Testing Under Schedule Pressure

9. Septemberta, 2010 | Kirjoittaja: Antti Niittyviita

Testing-guru Amit has started working in an enterprise, which develops logistics systems for industrial businesses. System development is project-based, because the needs strongly vary between different clients.

Working is stigmatized by continual hurry and having to be at several places at once in the product development. When nearing the agreed upon systems delivery, the work piles up heavily. Usually, the last month before delivery the entire team has to work overtime. After the delivery, time is spent to fix bugs that remained in the system, which the client has made reclamations about.

When Amit came on board, the enterprise did not have an actual testing team – they subcontracted testing from a third party. The modus operandi for testing was, that product development made a testing assignment to the subcontractor whenever they felt like it. The deal was that they paid a fixed amount for each test cycle.

Amit quickly took note that the product development was plagued by a nasty bottleneck: Amit thought that having to be in several places at once and scheduling problems were caused by the sheer number of critical bugs discovered near the end of the development cycle. Fixing those bugs took a significant chunk of the time they had reserved for making the finishing touches on the systems delivery. In addition, the project management had to make tough decisions prioritizing which bugs could be left unfixed, and which ones had to be fixed as soon as possible.
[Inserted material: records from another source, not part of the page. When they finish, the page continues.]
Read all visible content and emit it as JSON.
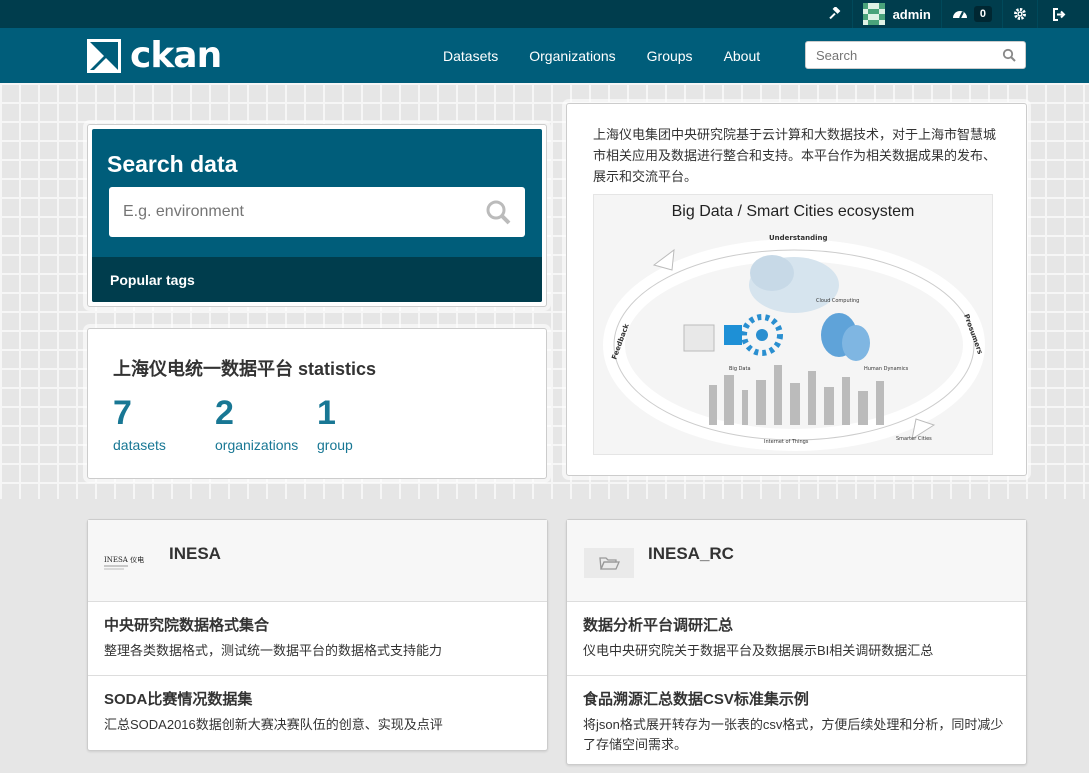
{
  "account": {
    "sysadmin_icon": "gavel-icon",
    "user": "admin",
    "dashboard_count": "0",
    "settings_icon": "gear-icon",
    "logout_icon": "sign-out-icon"
  },
  "header": {
    "logo_text": "ckan",
    "nav": [
      "Datasets",
      "Organizations",
      "Groups",
      "About"
    ],
    "search_placeholder": "Search"
  },
  "hero": {
    "search_title": "Search data",
    "search_placeholder": "E.g. environment",
    "popular_tags": "Popular tags"
  },
  "stats": {
    "title": "上海仪电统一数据平台 statistics",
    "items": [
      {
        "value": "7",
        "label": "datasets"
      },
      {
        "value": "2",
        "label": "organizations"
      },
      {
        "value": "1",
        "label": "group"
      }
    ]
  },
  "intro": {
    "text": "上海仪电集团中央研究院基于云计算和大数据技术，对于上海市智慧城市相关应用及数据进行整合和支持。本平台作为相关数据成果的发布、展示和交流平台。",
    "image": {
      "title": "Big Data / Smart Cities ecosystem",
      "labels": [
        "Understanding",
        "Feedback",
        "Prosumers",
        "Cloud Computing",
        "Big Data",
        "Human Dynamics",
        "Internet of Things",
        "Smarter Cities"
      ]
    }
  },
  "orgs": [
    {
      "name": "INESA",
      "logo_text": "INESA 仪电",
      "datasets": [
        {
          "title": "中央研究院数据格式集合",
          "desc": "整理各类数据格式，测试统一数据平台的数据格式支持能力"
        },
        {
          "title": "SODA比赛情况数据集",
          "desc": "汇总SODA2016数据创新大赛决赛队伍的创意、实现及点评"
        }
      ]
    },
    {
      "name": "INESA_RC",
      "datasets": [
        {
          "title": "数据分析平台调研汇总",
          "desc": "仪电中央研究院关于数据平台及数据展示BI相关调研数据汇总"
        },
        {
          "title": "食品溯源汇总数据CSV标准集示例",
          "desc": "将json格式展开转存为一张表的csv格式，方便后续处理和分析，同时减少了存储空间需求。"
        }
      ]
    }
  ],
  "colors": {
    "masthead": "#005d7a",
    "account_bar": "#003d4d",
    "accent": "#187794"
  }
}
The remaining bugs were also the ones which the client made usually reclamations for during the warranty period, which in turn consumed even more time when it came to fixing them.

Fortunately, Amit had once seen Conformiq’s set of slides about subcontracting testing services. They included an excellent illustration of the schedule pressure.

The project manager did not call for testing until the last third of each delivery. The manager thought that it was not worth it to start testing, because the budget included a fixed number of test cycles and he knew that there were flaws in the software. Starting the testing cycles on time felt like a waste of resources to him. On the other hand, systems delivery had a deadline, which meant that there was a contractual penalty if they did not meet it. Therefore, they had to leave defects for the warranty period. In addition, a big chunk of time for the last third of the testing assignment was spent verifying the reported defects and checking up the fixes.

Luckily, Amit, being the old guru he was, had experienced it before. The solution was plain obvious. No one had yet examined the problem field from the perspective of testing.

Amit suggested that the systems delivery was to be phased clearly to testable builds for the entire length of the project and that the testing budget was to be divided among the entire life cycle of the project. These adjustments to the process model as suggested by Amit caused the following actions to take place in the enterprise:

  • Build cycle was condensed to two weeks. Each functional build had to be ready on Thursdays of even weeks.
  • Each build was to be given as a testing assignment for the testing. Test results were ready in five days.
  • Error fixing process was started immediately when the first test results arrived, and they were continued until the end of the project.

In addition, they agreed upon a fixed monthly price with the testing contractor, which included two testable builds. This price was billed if there was or wasn’t work. Anticipatable workload reduced the price for test cycles. Merciless billing policy ensured that product development took care of regular, evaluable, builds.

These measures caught critical errors earlier and they were fixed in good time before delivery. Workload of product development remained steady throughout the project. There was no overtime to be made and the number of fixes during warranty period was halved. The enterprise noted that:

Both testing and coding are governed by the same rule: They do not work optimally under schedule pressure!